** Work request **
A word-for-word repeat of the records below is what this calls for.

___ Source data ___

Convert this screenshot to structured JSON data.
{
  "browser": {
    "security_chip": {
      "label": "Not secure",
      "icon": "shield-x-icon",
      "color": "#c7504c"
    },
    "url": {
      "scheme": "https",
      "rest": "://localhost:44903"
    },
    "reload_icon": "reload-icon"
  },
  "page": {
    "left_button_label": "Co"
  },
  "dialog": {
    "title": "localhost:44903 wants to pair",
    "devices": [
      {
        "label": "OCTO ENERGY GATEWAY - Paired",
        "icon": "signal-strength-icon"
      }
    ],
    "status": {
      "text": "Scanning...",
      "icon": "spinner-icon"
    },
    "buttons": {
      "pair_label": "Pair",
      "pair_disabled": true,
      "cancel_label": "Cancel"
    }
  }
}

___

** Written solution **
Convert this screenshot to structured JSON data.
{
  "browser": {
    "security_chip": {
      "label": "Not secure",
      "icon": "shield-x-icon",
      "color": "#c7504c"
    },
    "url": {
      "scheme": "https",
      "rest": "://localhost:44903"
    },
    "reload_icon": "reload-icon"
  },
  "page": {
    "left_button_label": "Co"
  },
  "dialog": {
    "title": "localhost:44903 wants to pair",
    "devices": [
      {
        "label": "OCTO ENERGY GATEWAY - Paired",
        "icon": "signal-strength-icon"
      }
    ],
    "status": {
      "text": "Scanning...",
      "icon": "spinner-icon"
    },
    "buttons": {
      "pair_label": "Pair",
      "pair_disabled": true,
      "cancel_label": "Cancel"
    }
  }
}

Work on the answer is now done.